The award concerned the direct and indirect shareholdings of PAO Tatneft in a company known as Ukrtatnafta, which owned and operated the Kremenchug Refinery. Broadly, the award found Ukraine to be liable to PAO Tatneft in respect of two claims: for breach of the fair and equitable treatment standard (“FET”) in relation to (i) its own shares in Ukrtatnafta; and (ii) PAO Tatneft’s shareholding in a Swiss entity and a US entity, each of which held shares in Ukrtatnafta.

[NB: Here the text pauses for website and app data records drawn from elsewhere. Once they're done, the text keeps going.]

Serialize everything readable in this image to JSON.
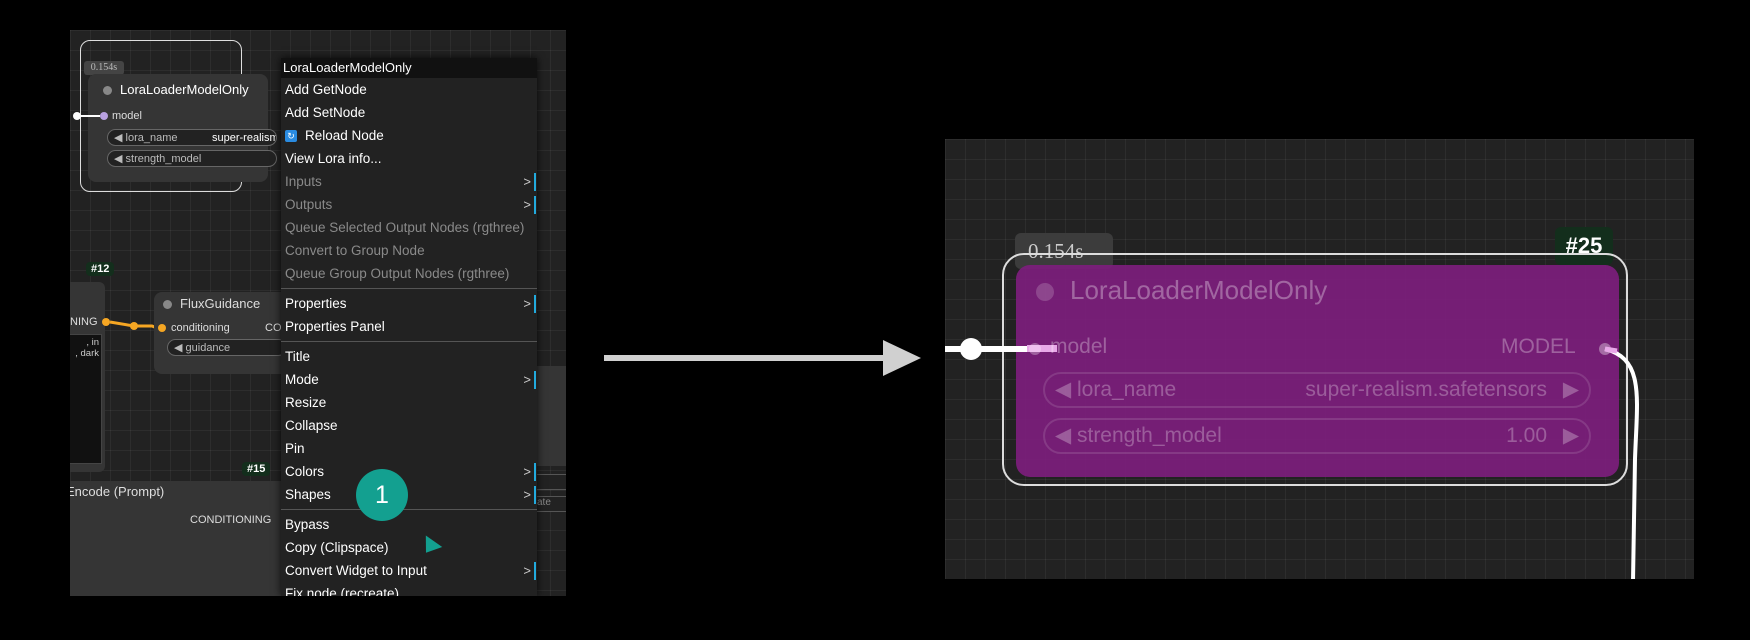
{
  "left_screen": {
    "lora_node": {
      "timing": "0.154s",
      "title": "LoraLoaderModelOnly",
      "input_label": "model",
      "widgets": [
        {
          "name": "◀ lora_name",
          "value": "super-realism"
        },
        {
          "name": "◀ strength_model",
          "value": ""
        }
      ]
    },
    "flux_node": {
      "badge": "#12",
      "title": "FluxGuidance",
      "input_label": "conditioning",
      "output_label_partial": "CO",
      "widget": "◀ guidance"
    },
    "left_node_partial": {
      "output_label": "NING",
      "text_lines": [
        ", in",
        ", dark"
      ]
    },
    "bottom_node": {
      "badge": "#15",
      "title": "Encode (Prompt)",
      "output_label": "CONDITIONING"
    },
    "right_partial": {
      "value": "7",
      "placeholder": "ate"
    }
  },
  "context_menu": {
    "title": "LoraLoaderModelOnly",
    "items": [
      {
        "label": "Add GetNode",
        "disabled": false,
        "submenu": false
      },
      {
        "label": "Add SetNode",
        "disabled": false,
        "submenu": false
      },
      {
        "label": "Reload Node",
        "disabled": false,
        "submenu": false,
        "icon": "reload-icon"
      },
      {
        "label": "View Lora info...",
        "disabled": false,
        "submenu": false
      },
      {
        "label": "Inputs",
        "disabled": true,
        "submenu": true
      },
      {
        "label": "Outputs",
        "disabled": true,
        "submenu": true
      },
      {
        "label": "Queue Selected Output Nodes (rgthree)",
        "disabled": true,
        "submenu": false
      },
      {
        "label": "Convert to Group Node",
        "disabled": true,
        "submenu": false
      },
      {
        "label": "Queue Group Output Nodes (rgthree)",
        "disabled": true,
        "submenu": false
      },
      {
        "label": "Properties",
        "disabled": false,
        "submenu": true
      },
      {
        "label": "Properties Panel",
        "disabled": false,
        "submenu": false
      },
      {
        "label": "Title",
        "disabled": false,
        "submenu": false
      },
      {
        "label": "Mode",
        "disabled": false,
        "submenu": true
      },
      {
        "label": "Resize",
        "disabled": false,
        "submenu": false
      },
      {
        "label": "Collapse",
        "disabled": false,
        "submenu": false
      },
      {
        "label": "Pin",
        "disabled": false,
        "submenu": false
      },
      {
        "label": "Colors",
        "disabled": false,
        "submenu": true
      },
      {
        "label": "Shapes",
        "disabled": false,
        "submenu": true
      },
      {
        "label": "Bypass",
        "disabled": false,
        "submenu": false
      },
      {
        "label": "Copy (Clipspace)",
        "disabled": false,
        "submenu": false
      },
      {
        "label": "Convert Widget to Input",
        "disabled": false,
        "submenu": true
      },
      {
        "label": "Fix node (recreate)",
        "disabled": false,
        "submenu": false
      }
    ],
    "submenu_arrow": ">"
  },
  "step_bubble": "1",
  "zoomed_node": {
    "timing": "0.154s",
    "badge": "#25",
    "title": "LoraLoaderModelOnly",
    "input_label": "model",
    "output_label": "MODEL",
    "widgets": [
      {
        "name": "◀ lora_name",
        "value": "super-realism.safetensors",
        "arrow": "▶"
      },
      {
        "name": "◀ strength_model",
        "value": "1.00",
        "arrow": "▶"
      }
    ],
    "bypass_color": "#7a1f7a"
  },
  "colors": {
    "canvas": "#222222",
    "menu_accent": "#22aadd",
    "bubble": "#13a090",
    "orange_link": "#f5a623"
  }
}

Ukraine claimed that it was entitled to state immunity on the basis that section 9 of the State Immunity Act 1978 did not apply because the arbitration agreement contained in the BIT did not confer jurisdiction on the tribunal in respect of the matters it purported to decide (or at least in respect of some of them). In particular, Ukraine contended: (i) that by the BIT Ukraine did not agree to submit to arbitration any claim for breach of the FET standard because the BIT did not itself include that standard and it was not incorporated by means of the Most Favoured Nation provision in the BIT (as Tatneft contended); (ii) alternatively, that Ukraine did not agree to submit to arbitration the claim in respect of the Swiss and US entities because (a) it did not relate to an investment by Tatneft in Ukraine (“the No Investment Point”); or (b) because Tatneft had only acquired its shares in those companies after the dispute had arisen or at a time when the dispute was reasonably foreseeable and for the purposes of bringing the dispute within the scope of the BIT.

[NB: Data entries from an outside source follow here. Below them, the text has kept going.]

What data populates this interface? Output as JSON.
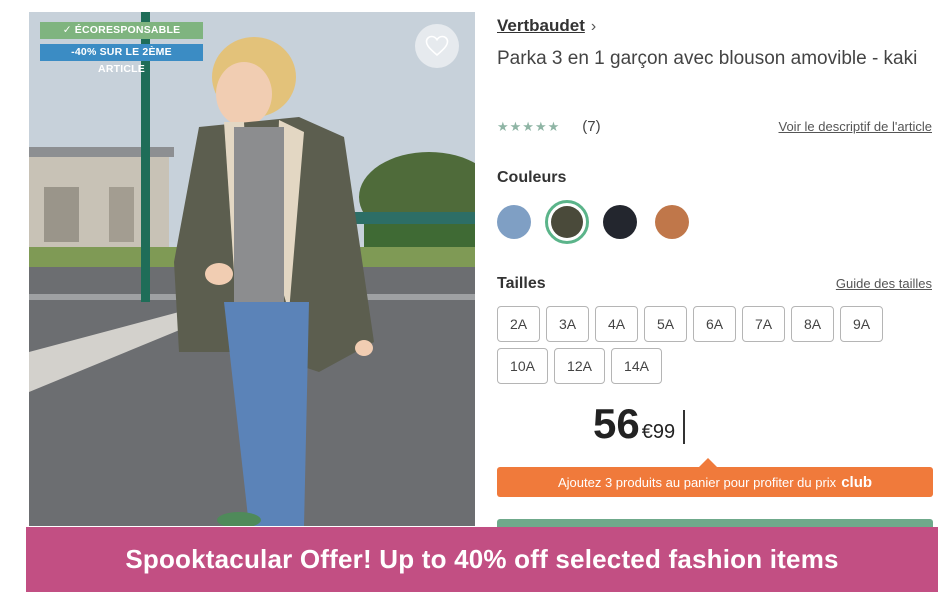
{
  "photo": {
    "badges": {
      "eco": "✓ ÉCORESPONSABLE",
      "promo": "-40% SUR LE 2ÈME ARTICLE"
    },
    "favorite_icon": "heart-outline-icon"
  },
  "product": {
    "brand": "Vertbaudet",
    "brand_chevron": "›",
    "title": "Parka 3 en 1 garçon avec blouson amovible - kaki",
    "rating": {
      "stars": "★★★★★",
      "value": 4.5,
      "count": "(7)"
    },
    "description_link": "Voir le descriptif de l'article"
  },
  "colors": {
    "label": "Couleurs",
    "swatches": [
      {
        "name": "bleu",
        "hex": "#7f9fc4",
        "selected": false
      },
      {
        "name": "kaki",
        "hex": "#4a4a3a",
        "selected": true
      },
      {
        "name": "marine",
        "hex": "#23262e",
        "selected": false
      },
      {
        "name": "camel",
        "hex": "#c0774a",
        "selected": false
      }
    ]
  },
  "sizes": {
    "label": "Tailles",
    "guide_link": "Guide des tailles",
    "options": [
      "2A",
      "3A",
      "4A",
      "5A",
      "6A",
      "7A",
      "8A",
      "9A",
      "10A",
      "12A",
      "14A"
    ]
  },
  "price": {
    "integer": "56",
    "decimal": "€99"
  },
  "club_banner": {
    "text": "Ajoutez 3 produits au panier pour profiter du prix",
    "highlight": "club",
    "color": "#f07a3b"
  },
  "offer_banner": {
    "text": "Spooktacular Offer! Up to 40% off selected fashion items",
    "color": "#c24f83"
  },
  "accent_colors": {
    "selected_ring": "#5bb48a",
    "cta_green": "#6fa98b"
  }
}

Mr Justice Butcher ruled against Ukraine on each of these grounds (but gave permission to appeal on the No Investment Point (only)).

Ukraine also contended that PAO Tatneft had failed in its duty of full and frank disclosure. Mr Justice Butcher also rejected that contention and refused permission to appeal in respect of it.

Three members of Essex Court Chambers appeared in this matter: David Foxton QC and Emily Wood on behalf of PAO Tatneft, instructed by Sunil Gadhia and Cameron Murphy of Cleary Gottlieb; Anton Dudnikov on behalf of Ukraine, instructed by Maria Kostytska of Winston Strawn.